The Game Boy was a portable gaming machine, but at one point, it almost became something more. Nintendo worked with a company called Source Research and Development to design an accessory known as the WorkBoy that, with production assistance from Fabtek Inc., would have given the handheld wonder the ability to function much like a PDA.
As covered in a new DidYouKnowGaming? video and reported on IGN, the WorkBoy accessory included a stand to prop up the Game Boy unit, as well as a keyboard that plugged into the link cable slot. Add in a cartridge for the software and you basically had a limited personal computer you could take with you on business trips and use to do more than just beat Tetris high scores.
Not much about the WorkBoy sounds particularly novel today. We live in an age when included features like an address book, calculator, and appointment book come with our smartphones. But remember: this was 1992. The accessory could have added a lot of value to something people viewed as merely a gaming device.
The WorkBoy was trademarked by Nintendo of America and showcased at CES 1992. Numerous outlets reported on it at the time, but the WorkBoy never went into production. One possible reason it never materialized is that it would have cost around $79-$89 USD, a hard sell considering the Game Boy itself typically fetched a similar amount around that time. Additionally, the price of necessary D-RAM chips increased dramatically following an explosion in a factory in Japan.
To use the WorkBoy today, you will need one of the two known units in existence. Good luck with that. One is likely buried somewhere in Nintendo of America headquarters, and the other belongs to Frank Ballouz, founder of Fabtek Inc. You also need a cartridge loaded with the necessary software, which was part of the “Nintendo Gigaleak” earlier this year.

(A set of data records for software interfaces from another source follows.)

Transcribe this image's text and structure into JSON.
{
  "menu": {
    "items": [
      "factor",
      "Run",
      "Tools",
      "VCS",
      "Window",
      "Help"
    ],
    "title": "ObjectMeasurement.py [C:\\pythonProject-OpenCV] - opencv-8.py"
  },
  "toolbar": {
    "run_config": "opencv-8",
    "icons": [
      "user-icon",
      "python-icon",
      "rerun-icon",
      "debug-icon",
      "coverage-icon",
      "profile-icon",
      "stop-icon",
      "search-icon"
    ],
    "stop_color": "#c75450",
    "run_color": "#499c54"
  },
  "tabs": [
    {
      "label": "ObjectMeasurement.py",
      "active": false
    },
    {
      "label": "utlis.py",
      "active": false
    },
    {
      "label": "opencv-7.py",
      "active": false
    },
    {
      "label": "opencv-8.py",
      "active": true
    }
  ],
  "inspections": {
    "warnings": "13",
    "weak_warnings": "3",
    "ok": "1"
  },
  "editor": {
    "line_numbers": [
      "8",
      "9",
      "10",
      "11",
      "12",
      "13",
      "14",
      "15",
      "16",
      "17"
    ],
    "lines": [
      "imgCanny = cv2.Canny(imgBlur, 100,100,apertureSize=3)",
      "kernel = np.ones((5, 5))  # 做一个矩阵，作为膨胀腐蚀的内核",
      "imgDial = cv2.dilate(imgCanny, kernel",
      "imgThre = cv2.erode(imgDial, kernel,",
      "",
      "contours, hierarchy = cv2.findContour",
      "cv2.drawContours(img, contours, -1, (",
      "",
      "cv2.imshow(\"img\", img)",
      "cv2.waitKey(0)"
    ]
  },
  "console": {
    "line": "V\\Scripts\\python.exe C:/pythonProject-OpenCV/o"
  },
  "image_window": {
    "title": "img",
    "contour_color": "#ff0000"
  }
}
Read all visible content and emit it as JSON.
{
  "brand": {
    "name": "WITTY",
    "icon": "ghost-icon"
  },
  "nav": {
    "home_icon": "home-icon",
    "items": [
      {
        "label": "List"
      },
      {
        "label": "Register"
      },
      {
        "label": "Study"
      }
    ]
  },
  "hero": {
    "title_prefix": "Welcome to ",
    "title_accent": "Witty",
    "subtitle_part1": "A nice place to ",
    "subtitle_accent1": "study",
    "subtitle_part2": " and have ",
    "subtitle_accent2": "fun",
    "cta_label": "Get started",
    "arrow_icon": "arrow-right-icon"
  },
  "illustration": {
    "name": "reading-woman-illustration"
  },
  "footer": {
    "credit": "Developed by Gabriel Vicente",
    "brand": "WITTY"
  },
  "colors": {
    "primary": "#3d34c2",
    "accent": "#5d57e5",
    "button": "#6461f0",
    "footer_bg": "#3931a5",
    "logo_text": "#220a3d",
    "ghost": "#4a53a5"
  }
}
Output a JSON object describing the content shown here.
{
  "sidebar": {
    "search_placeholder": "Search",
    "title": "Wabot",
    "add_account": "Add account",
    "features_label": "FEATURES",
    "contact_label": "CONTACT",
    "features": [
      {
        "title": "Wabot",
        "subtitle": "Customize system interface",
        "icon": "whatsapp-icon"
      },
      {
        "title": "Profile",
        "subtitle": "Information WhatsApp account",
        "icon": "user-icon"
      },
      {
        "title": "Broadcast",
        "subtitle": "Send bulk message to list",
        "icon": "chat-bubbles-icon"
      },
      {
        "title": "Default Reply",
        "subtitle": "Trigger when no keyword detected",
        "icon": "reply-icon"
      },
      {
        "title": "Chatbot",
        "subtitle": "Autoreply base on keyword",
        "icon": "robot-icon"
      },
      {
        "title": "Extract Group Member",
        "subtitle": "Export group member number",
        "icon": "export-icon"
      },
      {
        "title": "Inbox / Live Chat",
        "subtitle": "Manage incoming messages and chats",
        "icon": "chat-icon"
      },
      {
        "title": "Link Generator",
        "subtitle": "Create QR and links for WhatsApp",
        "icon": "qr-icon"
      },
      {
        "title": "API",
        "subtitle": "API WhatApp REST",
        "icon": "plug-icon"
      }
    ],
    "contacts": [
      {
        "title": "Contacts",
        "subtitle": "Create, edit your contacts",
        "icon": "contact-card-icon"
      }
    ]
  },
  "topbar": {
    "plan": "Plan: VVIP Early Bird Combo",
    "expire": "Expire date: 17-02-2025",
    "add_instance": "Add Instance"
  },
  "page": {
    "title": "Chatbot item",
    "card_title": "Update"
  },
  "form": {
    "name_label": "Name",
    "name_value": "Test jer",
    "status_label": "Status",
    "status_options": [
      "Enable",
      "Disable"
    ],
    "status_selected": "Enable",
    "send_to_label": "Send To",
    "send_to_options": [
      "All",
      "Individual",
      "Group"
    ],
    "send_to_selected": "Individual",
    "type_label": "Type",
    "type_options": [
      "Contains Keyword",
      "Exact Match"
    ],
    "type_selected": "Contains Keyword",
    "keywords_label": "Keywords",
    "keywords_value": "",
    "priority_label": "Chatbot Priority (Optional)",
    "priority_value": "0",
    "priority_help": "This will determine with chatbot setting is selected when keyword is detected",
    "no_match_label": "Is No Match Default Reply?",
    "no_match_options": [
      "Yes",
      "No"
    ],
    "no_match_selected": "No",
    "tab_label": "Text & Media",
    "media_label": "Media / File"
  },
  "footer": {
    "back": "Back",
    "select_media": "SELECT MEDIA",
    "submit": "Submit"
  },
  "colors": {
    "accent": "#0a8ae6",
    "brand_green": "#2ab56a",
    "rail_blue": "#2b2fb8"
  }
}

IGN notes that Eddie Gill, the founder of Source Research and Development, also attempted to bring the WorkBoy to Game Boy Advance, with enhancements that would have included email, web browsing, and word processing. That also never happened. He also patented and licensed similar technology to Nokia, for use with the Nokia 9000 devices in 1996, so at least something came out of all that effort besides videos and blog posts about hardware that never quite made it to retail.